Newcomers to this universe include Borat 2‘s Maria Bakalova as Cosmo the talking psychic cosmonaut dog who has an adorable film-long argument with space pirate Kraglin (Sean Gunn), Will Poulter as genetically engineered gold man-child Adam Warlock, and Chukwudi Iwuji as the High Evolutionary, arguably the most evil and irredeemable bastard in the galaxy who will mutilate, torture and thoughtlessly dispose of countless living things all in service of his delusional mission to create a “perfect society”.
The action is all very polished and exciting, and because this is the team’s last ride it all feels a lot more dangerous for our heroes somehow. A fight in a corridor in the final act might be the finest couple of minutes of action in the MCU to date – not only is it meticulously choreographed, ludicrously entertaining and set to a killer Beastie Boys track, but it lets the team work in violent harmony and gives every member of the team a chance to showcase their special abilities, each getting their own big character moment at the same time.
James Gunn has always happily leaned into the sillier visual and conceptual aspects of space opera, and rarely have such strange ideas been more convincingly brought to life as here. From a bio-formed space station seemingly made of meat to learning that the city of Knowhere (built inside the skull of a dead space god) can actually be driven to a new location, and even to a mirror image “Counter-Earth” populated by humanoids forcefully evolved from lower lifeforms, big swings are taken. Guardians of the Galaxy Vol. 3 is an epic, galaxy-spanning quest, but all this imagination vitally remains in service of a very intimate story.
A minor criticism that could be levelled at this particular Guardians iteration is that the soundtrack isn’t as memorable or pitch-perfect as in the previous two films, with John Murphy’s (Sunshine, The Suicide Squad) original score extensively incorporating choral singing provoking a stronger reaction than the vast majority of the needle-drops. Similarly, the final act of the film, after over two hours of putting every Guardian through one life-threatening incident after another, keeps piling on the jeopardy to an almost absurd degree even when it is already fit to burst.

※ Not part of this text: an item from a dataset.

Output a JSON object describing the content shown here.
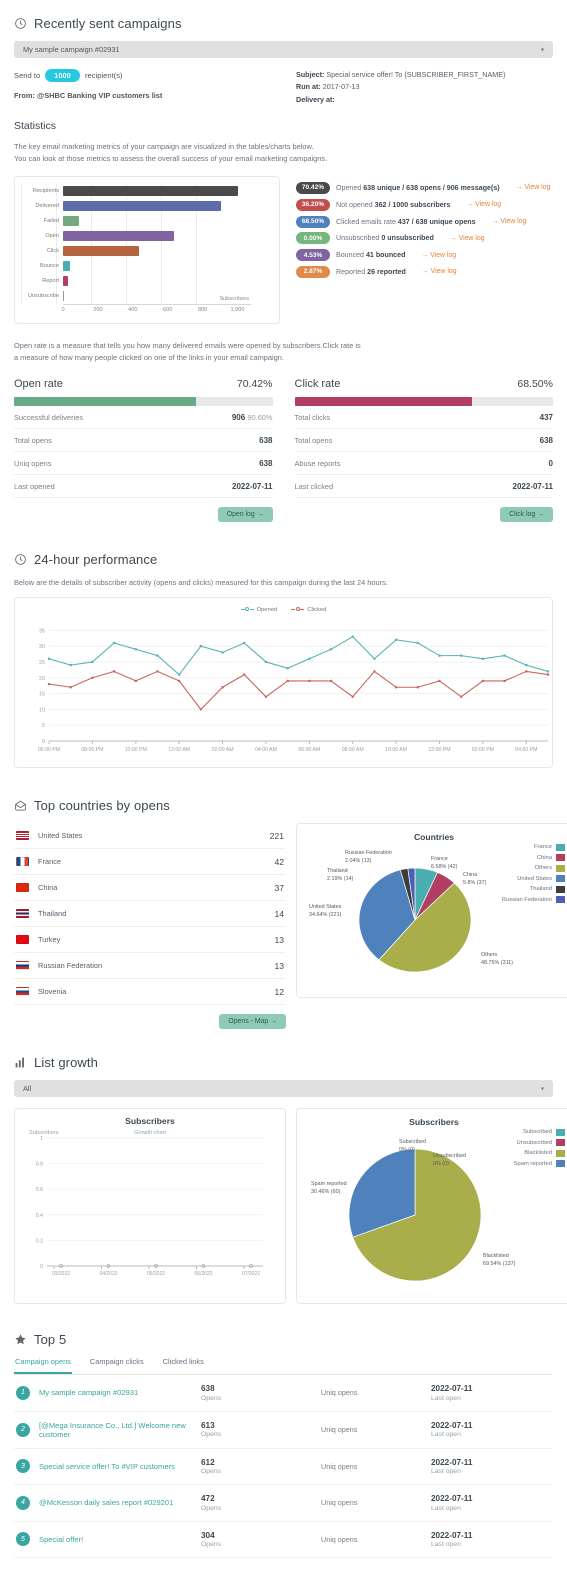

Guardians of the Galaxy Vol. 3 brings this unlikely team’s journey to an immensely satisfying and appropriately epic conclusion. It is spectacular to look at and really funny, but it is also easily one of the darkest stories in the Marvel universe and does not pull its punches to make its pretty explicit discussion of abuse and animal testing any more palatable. We may see some of these characters again down the road, but for now it’s a fond farewell to them all, especially the acerbic Racoon who just wanted to be loved.